It's a well-documented fact that soda is terrible for your health. Most pop drinks are laden with sugar and caffeine, in addition to the degrading affects of carbonation on tooth enamel. So, what are you going to do, drink water? Blegh! That's why mankind invented cool refreshing seltzer, for when you want excitement for your tongue without degrading the health of your body.
Like all fun things, the illusion that seltzer is good for you—or at the very least neutral—is getting dispelled. Last September, the BBC compiled research on the effects of seltzer and debunked or confirmed people's worries about it. The good news is that seltzer is not hurting stomachs with all the widdle bubbles:
The result is that water contains the weak acid, carbonic acid. If you gulp it down it can of course give you hiccups or indigestion. But what if you drink it at a more measured pace? Is there any truth in the idea that it harms your stomach?
Quite the reverse, it appears. In a small but double-blinded randomised trial, patients with frequent dyspepsia or constipation were assigned to drink either still or sparkling water for 15 days. Then they were given a series of tests. Both conditions improved in the people drinking sparkling water and showed no improvement in those drinking tap water.
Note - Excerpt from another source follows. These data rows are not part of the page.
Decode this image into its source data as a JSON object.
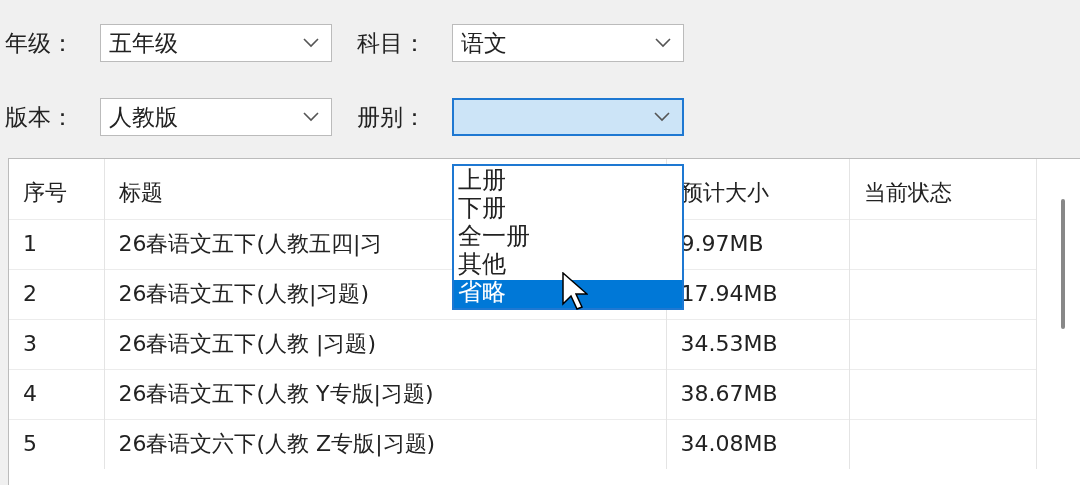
{
  "filters": [
    {
      "label": "年级：",
      "value": "五年级",
      "focused": false
    },
    {
      "label": "科目：",
      "value": "语文",
      "focused": false
    },
    {
      "label": "版本：",
      "value": "人教版",
      "focused": false
    },
    {
      "label": "册别：",
      "focused": true
    }
  ],
  "dropdown": {
    "options": [
      {
        "label": "上册",
        "selected": false
      },
      {
        "label": "下册",
        "selected": false
      },
      {
        "label": "全一册",
        "selected": false
      },
      {
        "label": "其他",
        "selected": false
      },
      {
        "label": "省略",
        "selected": true
      }
    ]
  },
  "table": {
    "columns": [
      "序号",
      "标题",
      "预计大小",
      "当前状态"
    ],
    "rows": [
      [
        "1",
        "26春语文五下(人教五四|习",
        "9.97MB",
        ""
      ],
      [
        "2",
        "26春语文五下(人教|习题)",
        "17.94MB",
        ""
      ],
      [
        "3",
        "26春语文五下(人教 |习题)",
        "34.53MB",
        ""
      ],
      [
        "4",
        "26春语文五下(人教 Y专版|习题)",
        "38.67MB",
        ""
      ],
      [
        "5",
        "26春语文六下(人教 Z专版|习题)",
        "34.08MB",
        ""
      ]
    ]
  }
}
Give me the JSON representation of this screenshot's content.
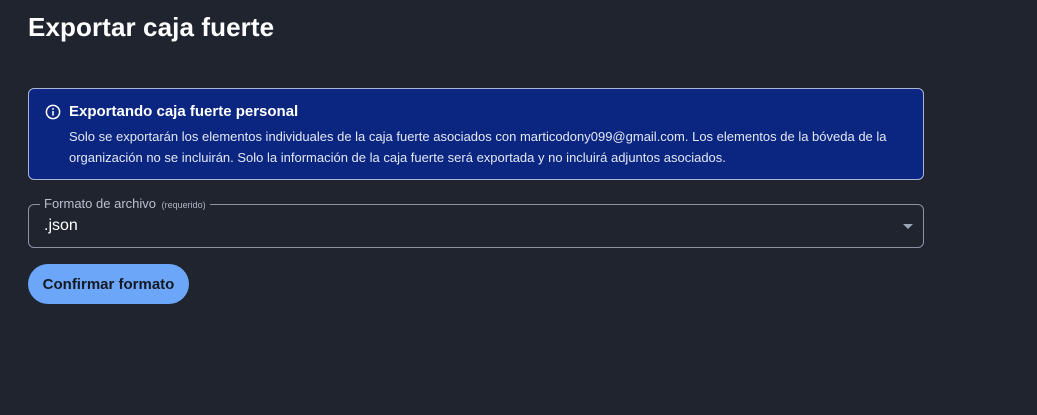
{
  "page": {
    "title": "Exportar caja fuerte"
  },
  "callout": {
    "icon": "info-icon",
    "title": "Exportando caja fuerte personal",
    "text": "Solo se exportarán los elementos individuales de la caja fuerte asociados con marticodony099@gmail.com. Los elementos de la bóveda de la organización no se incluirán. Solo la información de la caja fuerte será exportada y no incluirá adjuntos asociados."
  },
  "format_field": {
    "label": "Formato de archivo",
    "required_label": "(requerido)",
    "value": ".json",
    "icon": "chevron-down-icon"
  },
  "actions": {
    "confirm_label": "Confirmar formato"
  },
  "colors": {
    "background": "#1f242f",
    "callout_background": "#0b2680",
    "primary_button": "#6ba6f9"
  }
}
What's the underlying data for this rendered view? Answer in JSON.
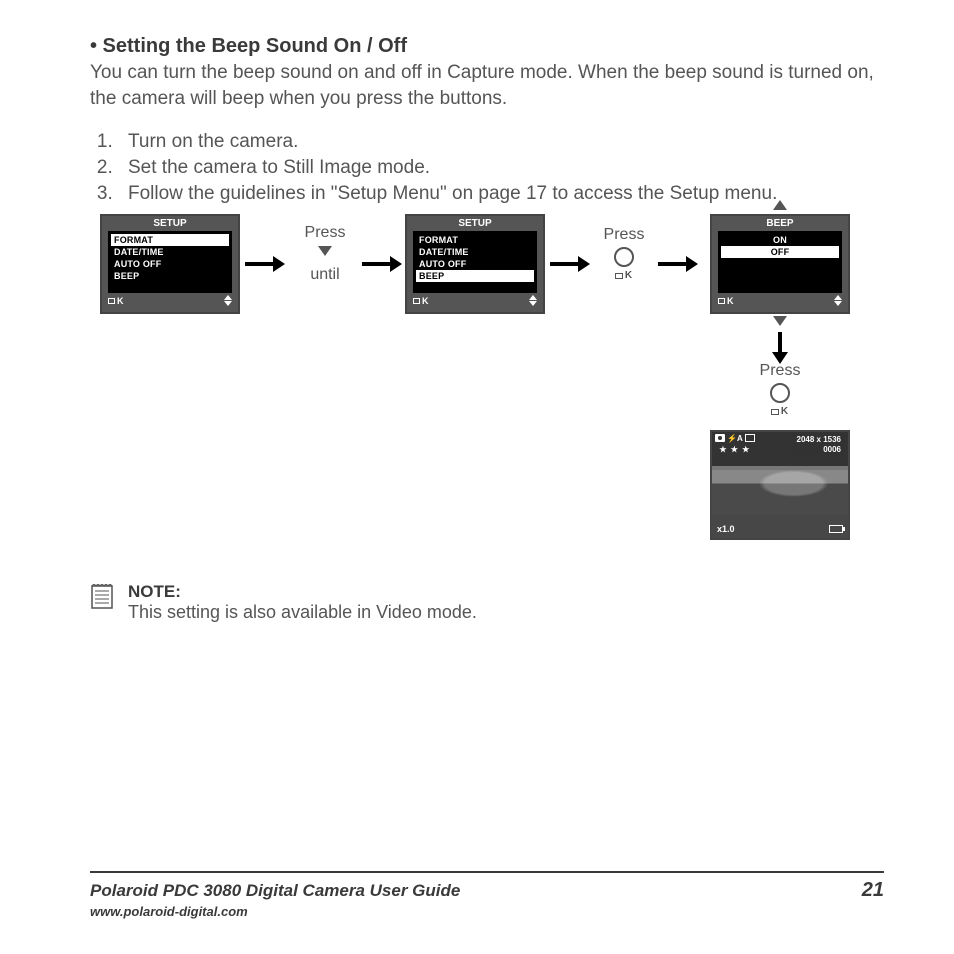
{
  "heading": "• Setting the Beep Sound On / Off",
  "intro": "You can turn the beep sound on and off in Capture mode. When the beep sound is turned on, the camera will beep when you press the buttons.",
  "steps": [
    "Turn on the camera.",
    "Set the camera to Still Image mode.",
    "Follow the guidelines in \"Setup Menu\" on page 17 to access the Setup menu."
  ],
  "screen1": {
    "title": "SETUP",
    "items": [
      "FORMAT",
      "DATE/TIME",
      "AUTO OFF",
      "BEEP"
    ],
    "selected": "FORMAT",
    "ok": "K"
  },
  "press1": {
    "label": "Press",
    "until": "until"
  },
  "screen2": {
    "title": "SETUP",
    "items": [
      "FORMAT",
      "DATE/TIME",
      "AUTO OFF",
      "BEEP"
    ],
    "selected": "BEEP",
    "ok": "K"
  },
  "press2": {
    "label": "Press",
    "ok": "K"
  },
  "screen3": {
    "title": "BEEP",
    "items": [
      "ON",
      "OFF"
    ],
    "selected": "OFF",
    "ok": "K"
  },
  "press3": {
    "label": "Press",
    "ok": "K"
  },
  "preview": {
    "flash": "⚡A",
    "resolution": "2048 x 1536",
    "count": "0006",
    "stars": "★ ★ ★",
    "zoom": "x1.0"
  },
  "note": {
    "label": "NOTE:",
    "text": "This setting is also available in Video mode."
  },
  "footer": {
    "guide": "Polaroid PDC 3080 Digital Camera User Guide",
    "page": "21",
    "url": "www.polaroid-digital.com"
  }
}
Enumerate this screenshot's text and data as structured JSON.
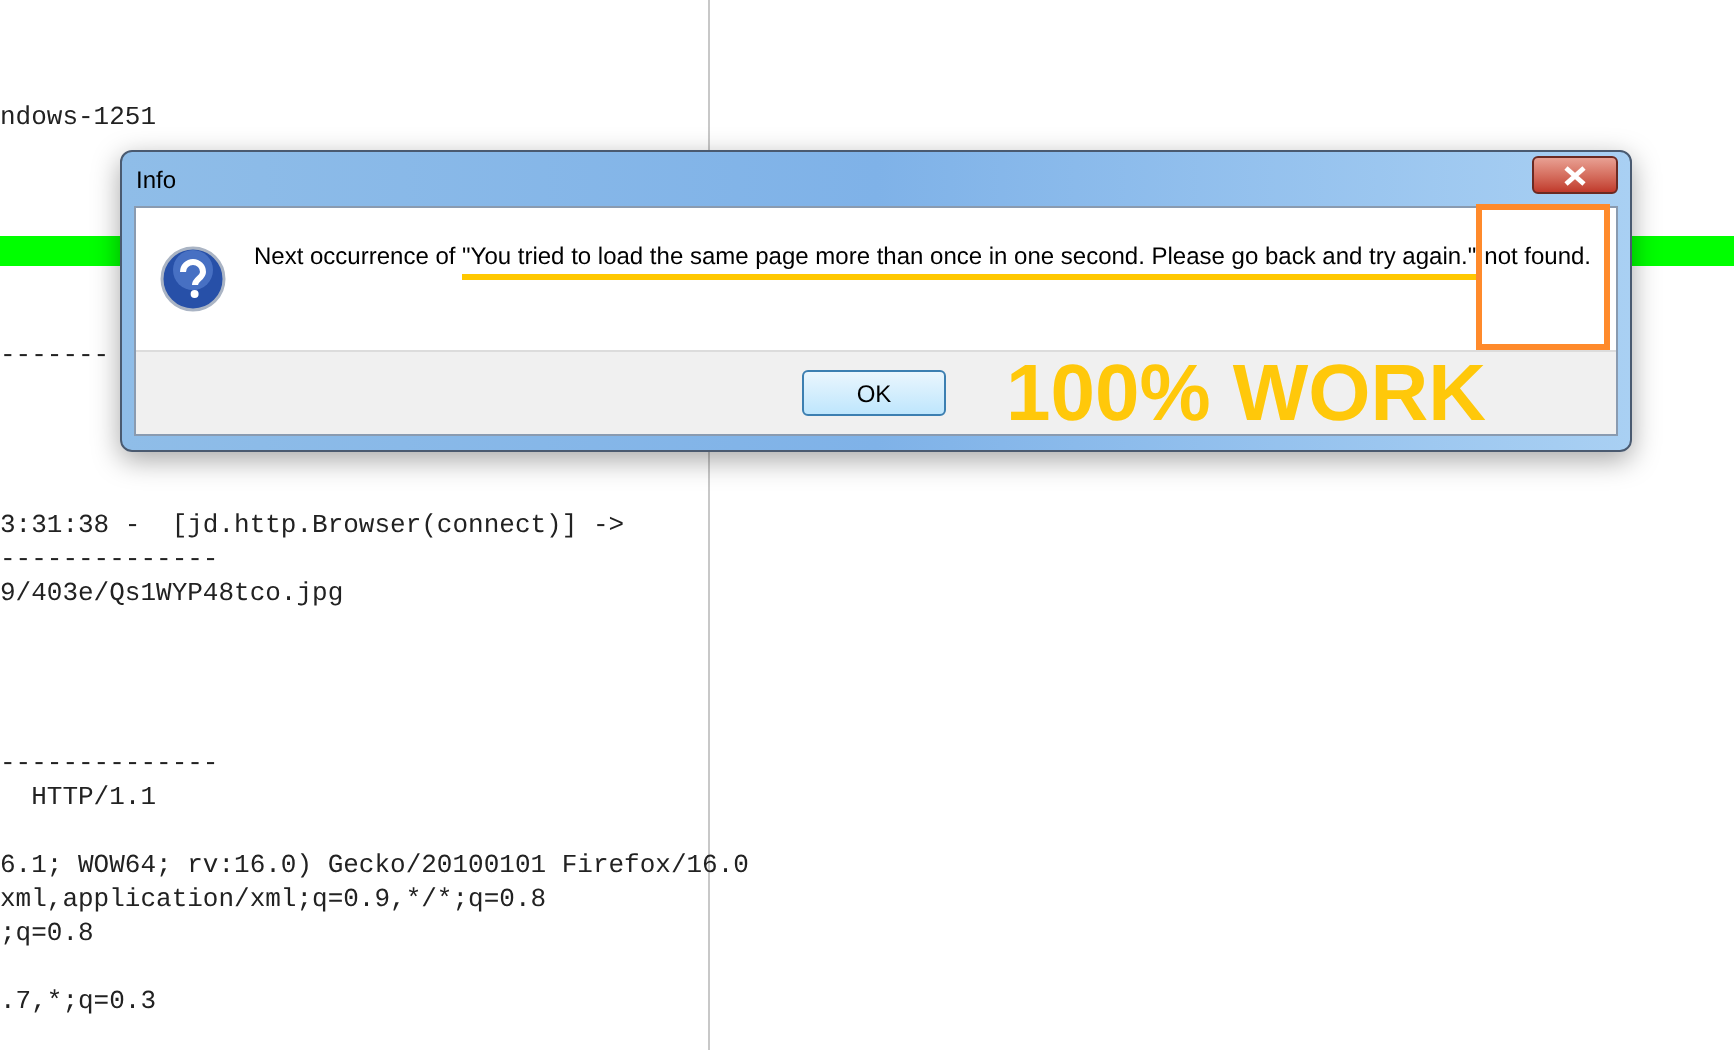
{
  "log_lines": [
    {
      "kind": "text",
      "text": "ndows-1251"
    },
    {
      "kind": "blank"
    },
    {
      "kind": "blank"
    },
    {
      "kind": "blank"
    },
    {
      "kind": "blank"
    },
    {
      "kind": "blank"
    },
    {
      "kind": "blank"
    },
    {
      "kind": "text",
      "text": "-------"
    },
    {
      "kind": "blank"
    },
    {
      "kind": "blank"
    },
    {
      "kind": "blank"
    },
    {
      "kind": "blank"
    },
    {
      "kind": "text",
      "text": "3:31:38 -  [jd.http.Browser(connect)] ->"
    },
    {
      "kind": "text",
      "text": "--------------"
    },
    {
      "kind": "text",
      "text": "9/403e/Qs1WYP48tco.jpg"
    },
    {
      "kind": "blank"
    },
    {
      "kind": "blank"
    },
    {
      "kind": "blank"
    },
    {
      "kind": "blank"
    },
    {
      "kind": "text",
      "text": "--------------"
    },
    {
      "kind": "text",
      "text": "  HTTP/1.1"
    },
    {
      "kind": "blank"
    },
    {
      "kind": "text",
      "text": "6.1; WOW64; rv:16.0) Gecko/20100101 Firefox/16.0"
    },
    {
      "kind": "text",
      "text": "xml,application/xml;q=0.9,*/*;q=0.8"
    },
    {
      "kind": "text",
      "text": ";q=0.8"
    },
    {
      "kind": "blank"
    },
    {
      "kind": "text",
      "text": ".7,*;q=0.3"
    }
  ],
  "dialog": {
    "title": "Info",
    "message": {
      "before": "Next occurrence of ",
      "highlighted": "\"You tried to load the same page more than once in one second. Please go back and try again.\"",
      "after": " not found."
    },
    "buttons": [
      "OK"
    ]
  },
  "overlay_caption": "100% WORK"
}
Then in late January, Olga Khazan of The Atlantic asked this on Twitter:
Which started an Internet dentist bruhaha. Khazan parsed through the responses and did some research as well, and settled on this:
Unless they’re flavored with citric or other acids, seltzers tend to have more neutral pH values than soft drinks like Coke. While bottled flat water has a pH of about 7—or totally neutral—that of Perrier is about 5.5.
The flavorings, though, can bring the pH down, making the beverages even harsher on tooth enamel. One 2007 study in which researchers exposed human teeth to flavored sparkling waters for 30 minutes found the waters to be roughly as corrosive as orange juice. “It would be inappropriate to consider these flavored sparkling waters as a healthy dental alternative to other acidic drinks,” that study concluded.
Essentially, the carbonic acid mentioned in the tummy passage by the BBC is what changes the pH values in your seltzer, which in turn can degrade your teeth as much as something sugary like Mountain Dew or OJ. Carbonic acid tends to be much stronger in flavored seltzers, like lemon or lime, which is a double bummer because they're the tastiest.
There is hope, though! A dentist in Wilmington, Delaware, name Andrew Swiatowicz told Khazan this:
For an average, healthy person, carbonated, sugar-free beverages are not going to be a main cavity-causing factor... If you are at all concerned, you can always dilute the carbonated water with regular water, or even just swish with regular water after.
Swish after you spritz, and it's probably fine. Or read between the lines and understand that this dentist is really saying he's got bigger cavities to fill, so chill out about your mocktail.